The whole listing needs to be written out exactly, except for any images.

/---

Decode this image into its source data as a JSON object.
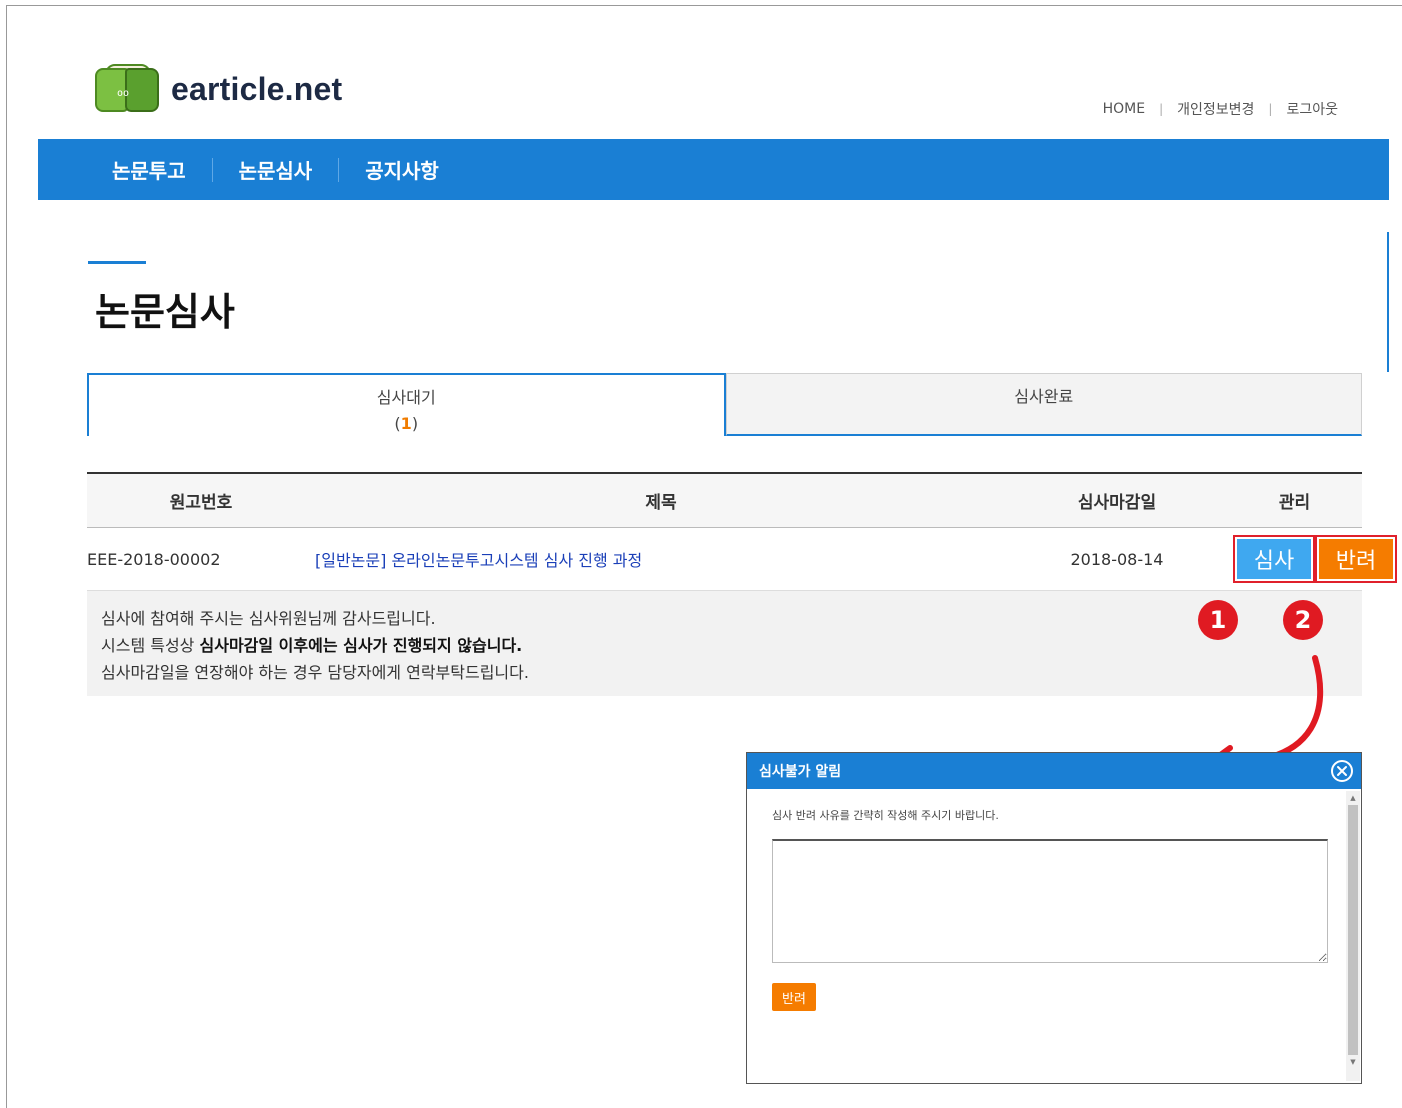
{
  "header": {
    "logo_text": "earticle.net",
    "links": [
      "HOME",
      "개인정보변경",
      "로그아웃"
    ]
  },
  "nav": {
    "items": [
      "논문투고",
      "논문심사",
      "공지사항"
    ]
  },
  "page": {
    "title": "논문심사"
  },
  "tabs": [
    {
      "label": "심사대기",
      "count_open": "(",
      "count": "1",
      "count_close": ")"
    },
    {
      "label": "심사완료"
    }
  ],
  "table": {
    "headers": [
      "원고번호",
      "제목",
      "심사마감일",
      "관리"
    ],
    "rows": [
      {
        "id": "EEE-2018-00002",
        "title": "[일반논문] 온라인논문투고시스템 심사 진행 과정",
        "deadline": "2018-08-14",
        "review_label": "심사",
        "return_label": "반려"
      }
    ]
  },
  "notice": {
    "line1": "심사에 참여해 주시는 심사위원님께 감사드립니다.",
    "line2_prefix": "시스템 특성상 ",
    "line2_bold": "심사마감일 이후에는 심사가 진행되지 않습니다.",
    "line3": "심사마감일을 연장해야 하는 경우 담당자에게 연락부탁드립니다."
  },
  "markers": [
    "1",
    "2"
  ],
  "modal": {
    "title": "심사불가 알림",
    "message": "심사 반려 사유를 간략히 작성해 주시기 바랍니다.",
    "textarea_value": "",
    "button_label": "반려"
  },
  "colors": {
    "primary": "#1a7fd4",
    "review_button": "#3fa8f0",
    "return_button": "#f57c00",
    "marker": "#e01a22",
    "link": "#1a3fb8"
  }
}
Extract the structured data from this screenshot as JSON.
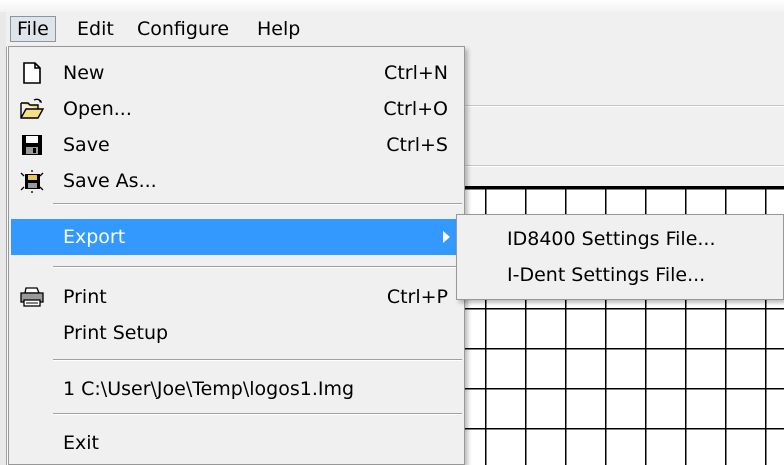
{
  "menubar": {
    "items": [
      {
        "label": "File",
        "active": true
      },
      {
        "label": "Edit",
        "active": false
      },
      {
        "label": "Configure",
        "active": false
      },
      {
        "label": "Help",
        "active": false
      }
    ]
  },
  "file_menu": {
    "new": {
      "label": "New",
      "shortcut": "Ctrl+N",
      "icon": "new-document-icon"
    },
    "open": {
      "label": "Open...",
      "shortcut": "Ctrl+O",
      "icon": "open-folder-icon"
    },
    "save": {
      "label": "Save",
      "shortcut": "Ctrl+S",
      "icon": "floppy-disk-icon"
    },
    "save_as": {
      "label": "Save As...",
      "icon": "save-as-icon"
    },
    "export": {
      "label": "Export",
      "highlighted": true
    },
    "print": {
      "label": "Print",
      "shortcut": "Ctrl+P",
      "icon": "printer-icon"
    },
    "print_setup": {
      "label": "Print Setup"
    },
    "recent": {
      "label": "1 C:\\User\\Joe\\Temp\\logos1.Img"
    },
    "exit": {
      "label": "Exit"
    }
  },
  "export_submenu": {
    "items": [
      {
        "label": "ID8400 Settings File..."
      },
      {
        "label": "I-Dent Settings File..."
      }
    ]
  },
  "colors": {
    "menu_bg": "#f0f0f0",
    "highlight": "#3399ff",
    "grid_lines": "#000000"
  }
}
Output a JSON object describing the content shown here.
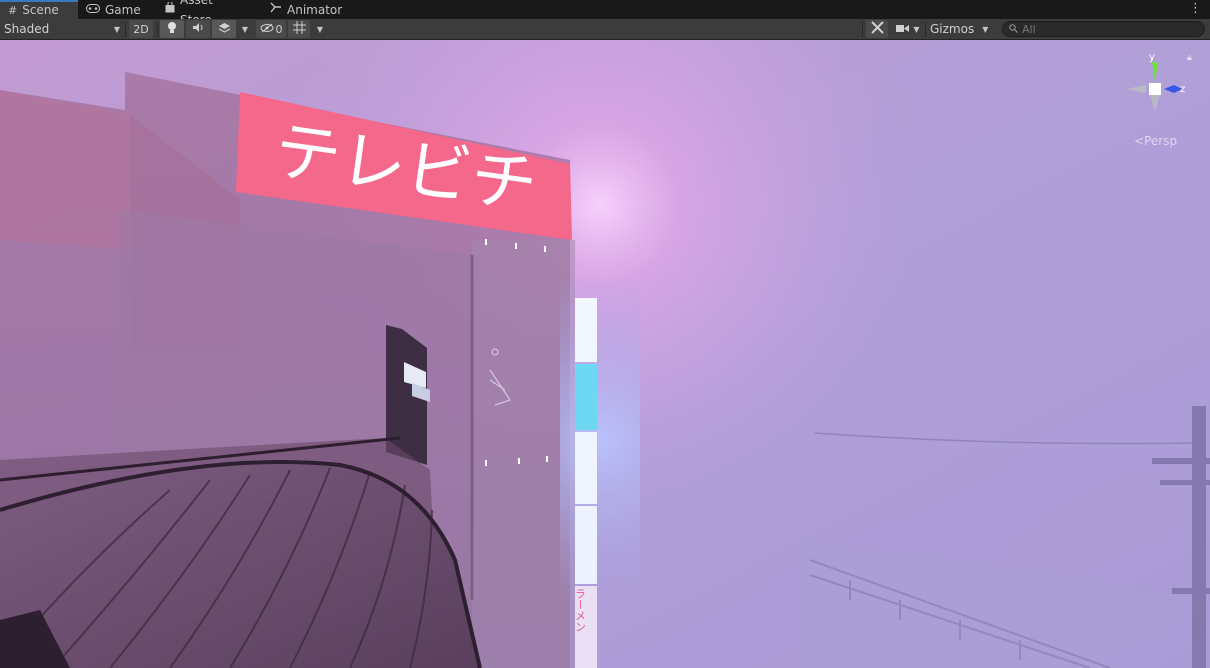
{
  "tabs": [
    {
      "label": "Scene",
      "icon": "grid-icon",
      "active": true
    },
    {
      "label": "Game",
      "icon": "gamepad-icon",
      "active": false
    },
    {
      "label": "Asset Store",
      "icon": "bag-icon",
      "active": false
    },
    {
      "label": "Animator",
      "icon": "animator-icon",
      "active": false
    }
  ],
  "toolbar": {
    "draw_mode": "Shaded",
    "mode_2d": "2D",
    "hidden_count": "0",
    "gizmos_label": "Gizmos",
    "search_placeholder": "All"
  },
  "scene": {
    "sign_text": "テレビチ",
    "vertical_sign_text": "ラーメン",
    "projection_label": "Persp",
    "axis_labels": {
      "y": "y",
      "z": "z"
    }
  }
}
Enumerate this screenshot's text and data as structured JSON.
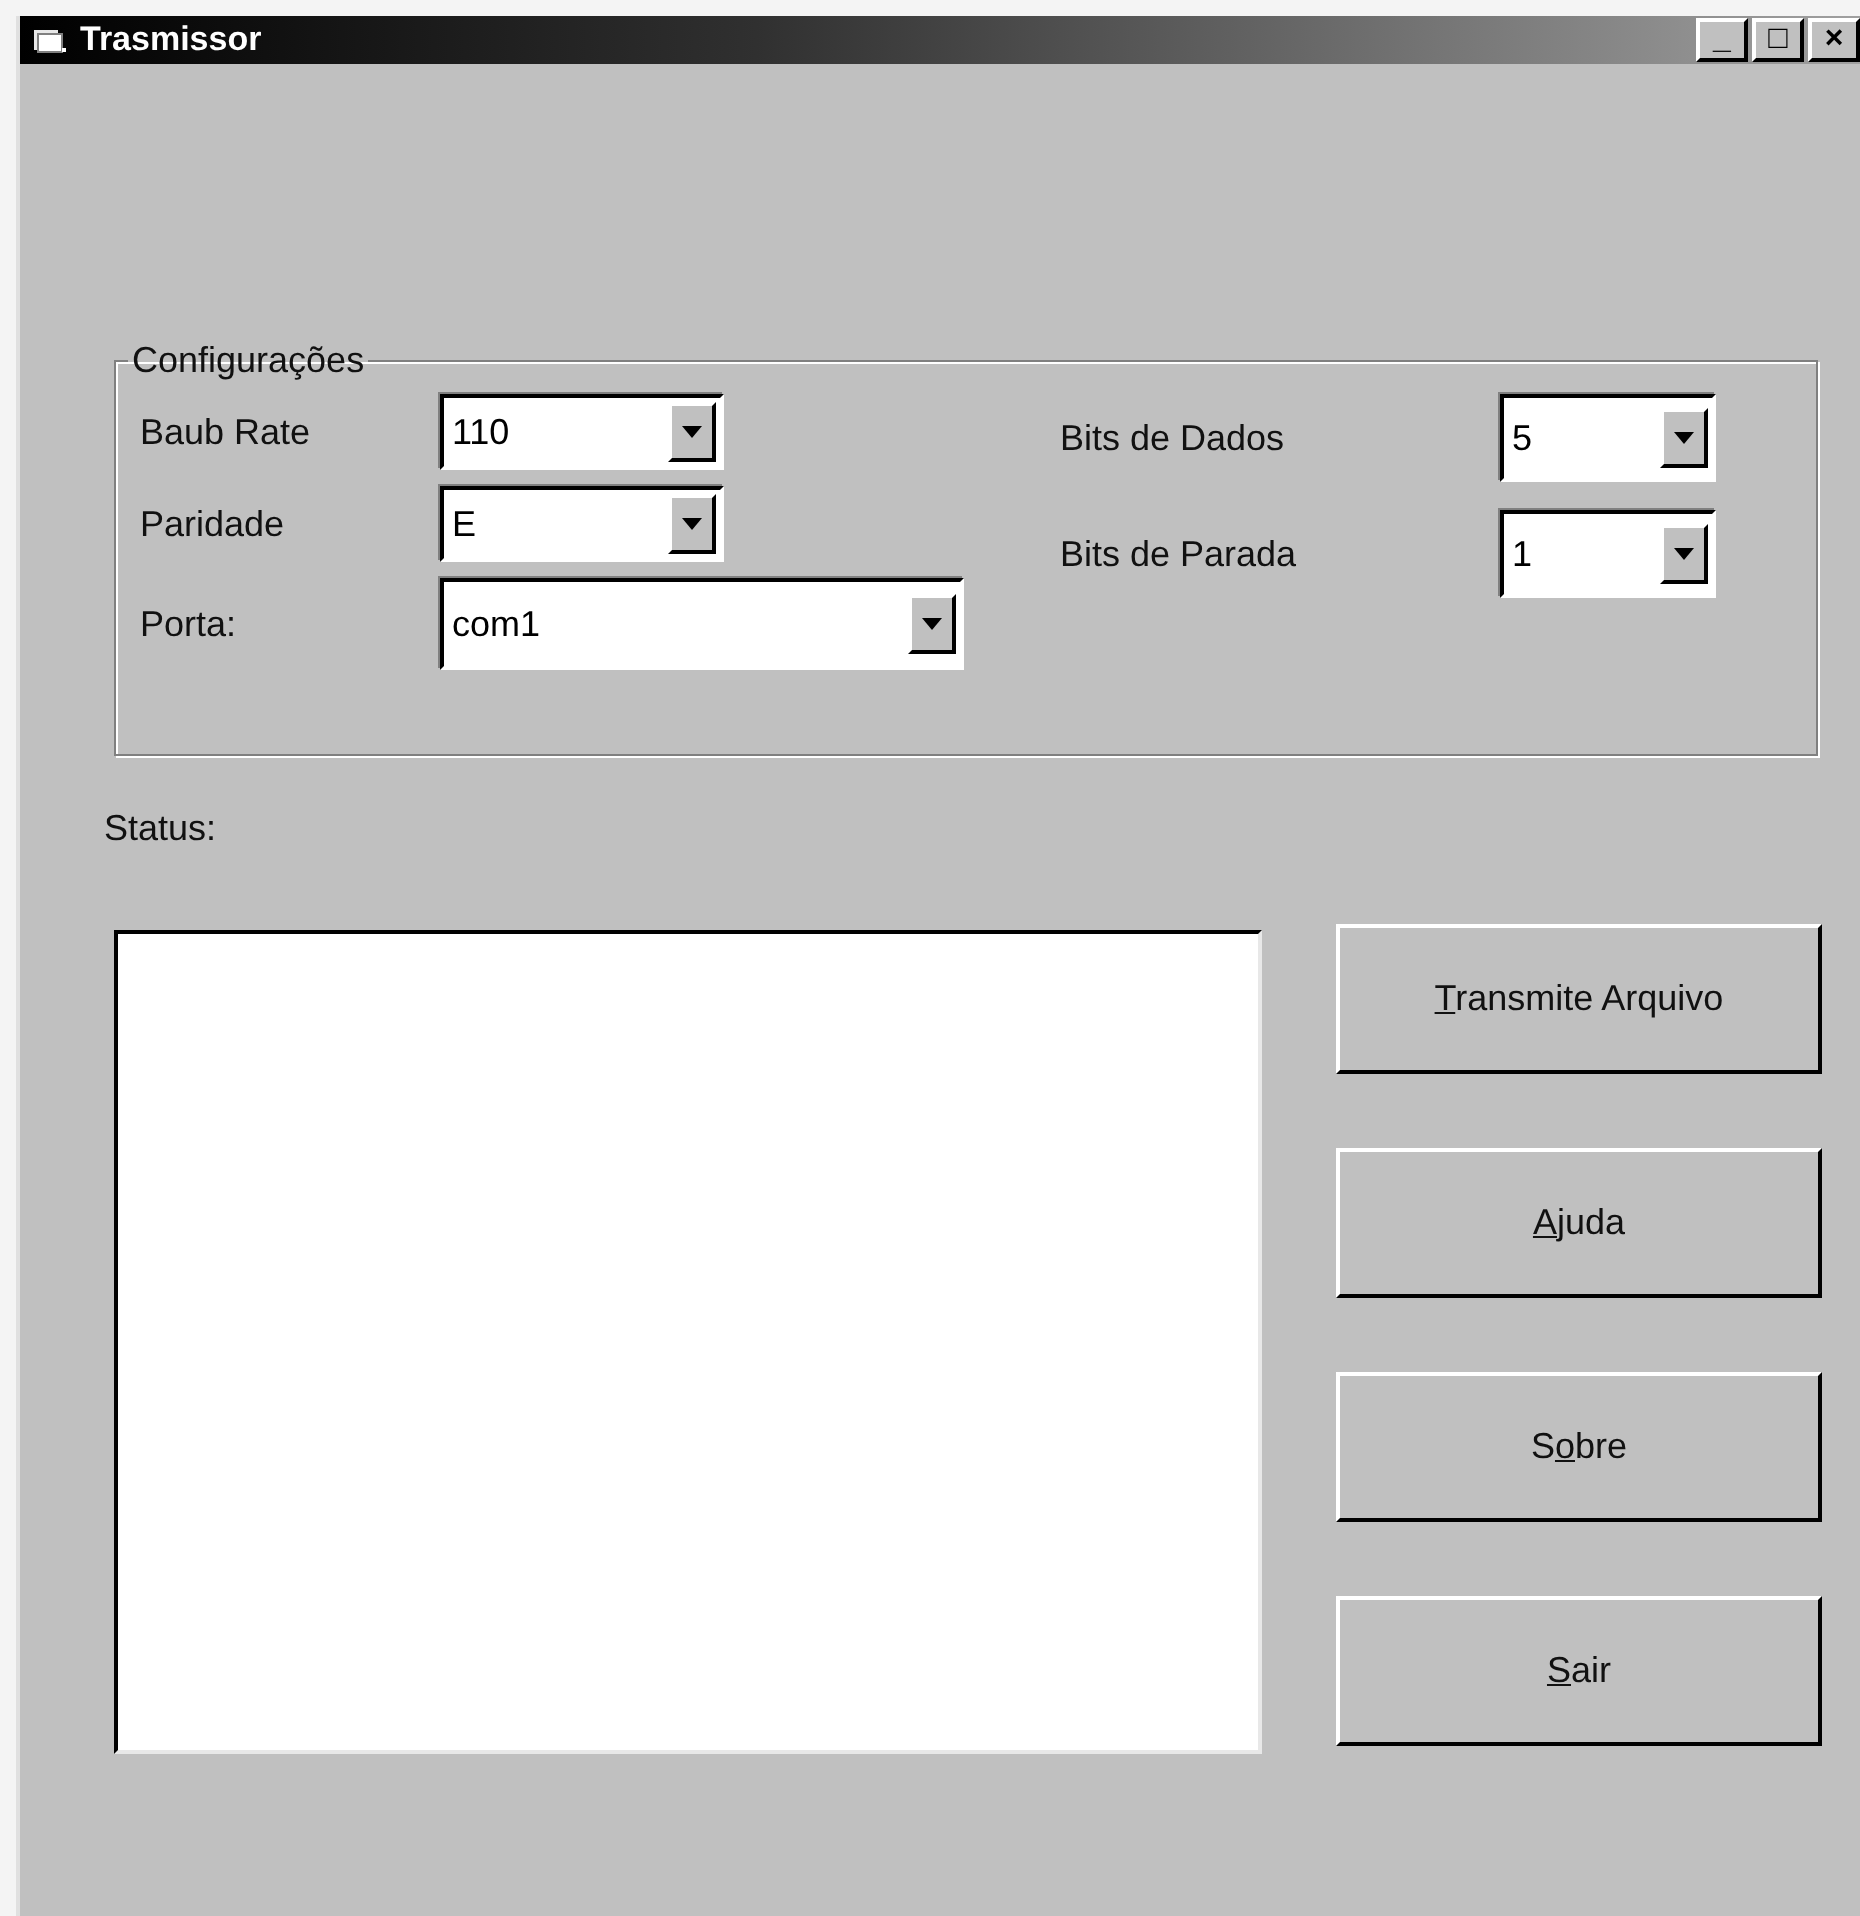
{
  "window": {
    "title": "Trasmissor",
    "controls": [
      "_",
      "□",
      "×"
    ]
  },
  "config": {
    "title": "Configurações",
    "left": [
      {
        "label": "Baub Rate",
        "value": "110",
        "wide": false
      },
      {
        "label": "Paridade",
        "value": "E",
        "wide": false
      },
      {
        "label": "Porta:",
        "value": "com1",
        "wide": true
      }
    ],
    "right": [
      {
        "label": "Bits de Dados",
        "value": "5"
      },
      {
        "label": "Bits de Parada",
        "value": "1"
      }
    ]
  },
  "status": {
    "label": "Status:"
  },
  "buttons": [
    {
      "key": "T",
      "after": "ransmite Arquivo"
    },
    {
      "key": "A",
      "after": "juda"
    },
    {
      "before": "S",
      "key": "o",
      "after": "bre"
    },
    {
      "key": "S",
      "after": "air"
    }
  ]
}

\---

TASK RESULT:
Decode this image into its source data as a JSON object.
{
  "header": {
    "logo_text": "earticle.net",
    "links": [
      "HOME",
      "개인정보변경",
      "로그아웃"
    ]
  },
  "nav": {
    "items": [
      "논문투고",
      "논문심사",
      "공지사항"
    ]
  },
  "page": {
    "title": "논문심사"
  },
  "tabs": [
    {
      "label": "심사대기",
      "count_open": "(",
      "count": "1",
      "count_close": ")"
    },
    {
      "label": "심사완료"
    }
  ],
  "table": {
    "headers": [
      "원고번호",
      "제목",
      "심사마감일",
      "관리"
    ],
    "rows": [
      {
        "id": "EEE-2018-00002",
        "title": "[일반논문] 온라인논문투고시스템 심사 진행 과정",
        "deadline": "2018-08-14",
        "review_label": "심사",
        "return_label": "반려"
      }
    ]
  },
  "notice": {
    "line1": "심사에 참여해 주시는 심사위원님께 감사드립니다.",
    "line2_prefix": "시스템 특성상 ",
    "line2_bold": "심사마감일 이후에는 심사가 진행되지 않습니다.",
    "line3": "심사마감일을 연장해야 하는 경우 담당자에게 연락부탁드립니다."
  },
  "markers": [
    "1",
    "2"
  ],
  "modal": {
    "title": "심사불가 알림",
    "message": "심사 반려 사유를 간략히 작성해 주시기 바랍니다.",
    "textarea_value": "",
    "button_label": "반려"
  },
  "colors": {
    "primary": "#1a7fd4",
    "review_button": "#3fa8f0",
    "return_button": "#f57c00",
    "marker": "#e01a22",
    "link": "#1a3fb8"
  }
}
Extract the structured data from this screenshot as JSON.
{
  "menubar": {
    "items": [
      {
        "label": "File",
        "active": true
      },
      {
        "label": "Edit",
        "active": false
      },
      {
        "label": "Configure",
        "active": false
      },
      {
        "label": "Help",
        "active": false
      }
    ]
  },
  "file_menu": {
    "new": {
      "label": "New",
      "shortcut": "Ctrl+N",
      "icon": "new-document-icon"
    },
    "open": {
      "label": "Open...",
      "shortcut": "Ctrl+O",
      "icon": "open-folder-icon"
    },
    "save": {
      "label": "Save",
      "shortcut": "Ctrl+S",
      "icon": "floppy-disk-icon"
    },
    "save_as": {
      "label": "Save As...",
      "icon": "save-as-icon"
    },
    "export": {
      "label": "Export",
      "highlighted": true
    },
    "print": {
      "label": "Print",
      "shortcut": "Ctrl+P",
      "icon": "printer-icon"
    },
    "print_setup": {
      "label": "Print Setup"
    },
    "recent": {
      "label": "1 C:\\User\\Joe\\Temp\\logos1.Img"
    },
    "exit": {
      "label": "Exit"
    }
  },
  "export_submenu": {
    "items": [
      {
        "label": "ID8400 Settings File..."
      },
      {
        "label": "I-Dent Settings File..."
      }
    ]
  },
  "colors": {
    "menu_bg": "#f0f0f0",
    "highlight": "#3399ff",
    "grid_lines": "#000000"
  }
}
Output a JSON object describing the content shown here.
{
  "tabs": [
    {
      "label": "Scene",
      "icon": "grid-icon",
      "active": true
    },
    {
      "label": "Game",
      "icon": "gamepad-icon",
      "active": false
    },
    {
      "label": "Asset Store",
      "icon": "bag-icon",
      "active": false
    },
    {
      "label": "Animator",
      "icon": "animator-icon",
      "active": false
    }
  ],
  "toolbar": {
    "draw_mode": "Shaded",
    "mode_2d": "2D",
    "hidden_count": "0",
    "gizmos_label": "Gizmos",
    "search_placeholder": "All"
  },
  "scene": {
    "sign_text": "テレビチ",
    "vertical_sign_text": "ラーメン",
    "projection_label": "Persp",
    "axis_labels": {
      "y": "y",
      "z": "z"
    }
  }
}
Enumerate this screenshot's text and data as structured JSON.
{
  "window": {
    "title": "Trasmissor",
    "controls": [
      "_",
      "□",
      "×"
    ]
  },
  "config": {
    "title": "Configurações",
    "left": [
      {
        "label": "Baub Rate",
        "value": "110",
        "wide": false
      },
      {
        "label": "Paridade",
        "value": "E",
        "wide": false
      },
      {
        "label": "Porta:",
        "value": "com1",
        "wide": true
      }
    ],
    "right": [
      {
        "label": "Bits de Dados",
        "value": "5"
      },
      {
        "label": "Bits de Parada",
        "value": "1"
      }
    ]
  },
  "status": {
    "label": "Status:"
  },
  "buttons": [
    {
      "key": "T",
      "after": "ransmite Arquivo"
    },
    {
      "key": "A",
      "after": "juda"
    },
    {
      "before": "S",
      "key": "o",
      "after": "bre"
    },
    {
      "key": "S",
      "after": "air"
    }
  ]
}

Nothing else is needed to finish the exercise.